Will reproduction prints or the licensing of images de-value originals?
Having been asked this question more times than I have fingers or toes to count, not to mention that ‘value’ is a subject of great interest, it’s high time that this blog series, now five years of age (time flies when having fun!) addresses the question.
There are two specific instances that come to mind when artists have asked me about creating reproduction images: Once while delivering a workshop on the ‘pricing of art’ at Photofusion in Brixton, and another time at the National Open Art show on the South Bank. For the former, a photographer had been invited to license an image for publication in a print magazine, the image of which had already been used in a limited edition fine art series. For the latter, a draughtsman had sold an original pencil drawing (that incorporated painstaking detail and many hours of labour) and was keen to create a limited-edition reproduction print run to continue to sell.
The simple answer to both instances is this: You hold the copyright (unless you’ve agreed otherwise and have signed the dotted line to accept) and are able to do what you please with the image.
As for the more complex response…
It’s paramount that you’re clear about the varying propositions and corresponding values (including differences therein).
In the case of the photographer, the fine art piece had been printed using a particular darkroom process on a specific type of paper and had been placed into a carefully selected frame. The print run was limited according to the edition number. Each print was signed and numbered by the photographer.
Having that same image presented in a magazine stood to get the image as well as the photographer increased noticeability (in other words, raising brand awareness). If anything, such familiarity would help to increase the value of corresponding fine art prints over time. There needn’t be any concern about the image going into a magazine as potentially de-valuing the fine art print, for they are such radically differing propositions.

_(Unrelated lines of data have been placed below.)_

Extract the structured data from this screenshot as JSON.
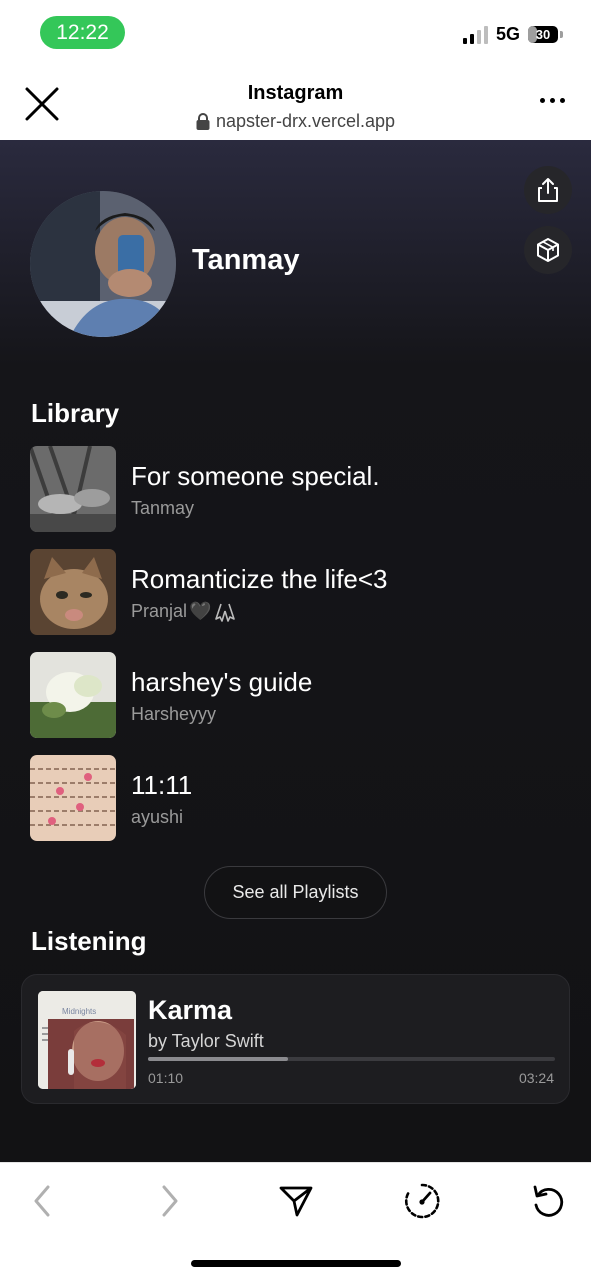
{
  "status_bar": {
    "time": "12:22",
    "network": "5G",
    "battery": "30",
    "battery_level_percent": 30,
    "time_pill_color": "#34c759"
  },
  "browser": {
    "title": "Instagram",
    "url": "napster-drx.vercel.app",
    "close_icon": "close-icon",
    "more_icon": "more-icon",
    "lock_icon": "lock-icon"
  },
  "profile": {
    "name": "Tanmay",
    "share_icon": "share-icon",
    "embed_icon": "cube-icon"
  },
  "library": {
    "title": "Library",
    "playlists": [
      {
        "title": "For someone special.",
        "author": "Tanmay"
      },
      {
        "title": "Romanticize the life<3",
        "author": "Pranjal",
        "author_emoji": "🖤"
      },
      {
        "title": "harshey's guide",
        "author": "Harsheyyy"
      },
      {
        "title": "11:11",
        "author": "ayushi"
      }
    ],
    "see_all_label": "See all Playlists"
  },
  "listening": {
    "title": "Listening",
    "track": {
      "title": "Karma",
      "artist": "by Taylor Swift",
      "album_label": "Midnights",
      "current_time": "01:10",
      "total_time": "03:24",
      "progress_percent": 34.3
    }
  },
  "toolbar": {
    "back_icon": "chevron-left-icon",
    "forward_icon": "chevron-right-icon",
    "share_icon": "send-icon",
    "speed_icon": "speedometer-icon",
    "reload_icon": "reload-icon"
  },
  "colors": {
    "accent_green": "#34c759",
    "background_dark": "#121214",
    "card": "#1d1d20"
  }
}
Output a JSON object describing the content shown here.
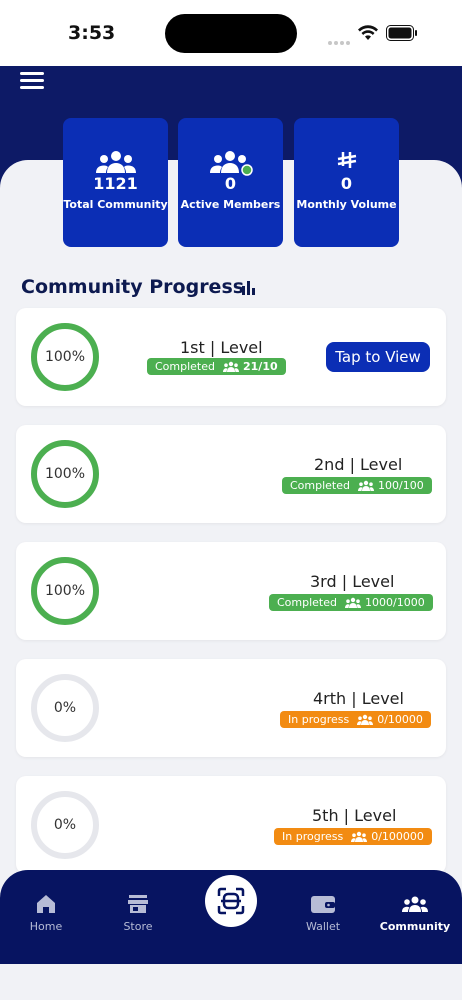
{
  "status_bar": {
    "time": "3:53"
  },
  "stats": [
    {
      "value": "1121",
      "label": "Total Community",
      "icon": "users-icon"
    },
    {
      "value": "0",
      "label": "Active Members",
      "icon": "users-online-icon"
    },
    {
      "value": "0",
      "label": "Monthly Volume",
      "icon": "currency-icon"
    }
  ],
  "section": {
    "title": "Community Progress",
    "icon": "bar-chart-icon"
  },
  "levels": [
    {
      "percent": "100%",
      "name": "1st | Level",
      "status": "Completed",
      "count": "21/10",
      "state": "completed"
    },
    {
      "percent": "100%",
      "name": "2nd | Level",
      "status": "Completed",
      "count": "100/100",
      "state": "completed"
    },
    {
      "percent": "100%",
      "name": "3rd | Level",
      "status": "Completed",
      "count": "1000/1000",
      "state": "completed"
    },
    {
      "percent": "0%",
      "name": "4rth | Level",
      "status": "In progress",
      "count": "0/10000",
      "state": "in-progress"
    },
    {
      "percent": "0%",
      "name": "5th | Level",
      "status": "In progress",
      "count": "0/100000",
      "state": "in-progress"
    }
  ],
  "tap_button": "Tap to View",
  "nav": [
    {
      "label": "Home",
      "icon": "home-icon"
    },
    {
      "label": "Store",
      "icon": "store-icon"
    },
    {
      "label": "Wallet",
      "icon": "wallet-icon"
    },
    {
      "label": "Community",
      "icon": "community-icon",
      "active": true
    }
  ],
  "colors": {
    "header": "#0d1a66",
    "card_blue": "#0b2eb5",
    "completed": "#4caf50",
    "in_progress": "#f28b12",
    "nav": "#071461"
  }
}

In the case of the draughtsman, the original pencil on paper piece had been sold. Creating a limited-edition reproduction print series meant that he could provide wider access to the work. Similarly to the photographer, this stood to help to increase awareness of the piece itself, as well as the maker, presenting potential to increase value of the collecting-worthy original work. What’s important is that the draughtsman makes a clear distinction between the two offerings, which can be achieved by the text that accompanies the print run on the website, in galleries and on certificates of authenticity, not to mention physical attributes, such as making the reproduction prints physically smaller than the original drawing.
Moreover, many buyers of reproduction prints aspire to acquire originals. Having a print is a regular reminder of the artist, which is set to prompt the owner of the print to check out the maker from to time, potentially resulting in the acquisition of an original when budgetary circumstances change.
If you’re still uncertain, how about testing the concept over a specific period? You can gauge responses and reactions.
p.s. Transparency with buyers of original works can go a long way to keeping happy clients. Why not let them know that you’re going to help get their piece more exposure?
Add your thoughts and own experiences below in comments!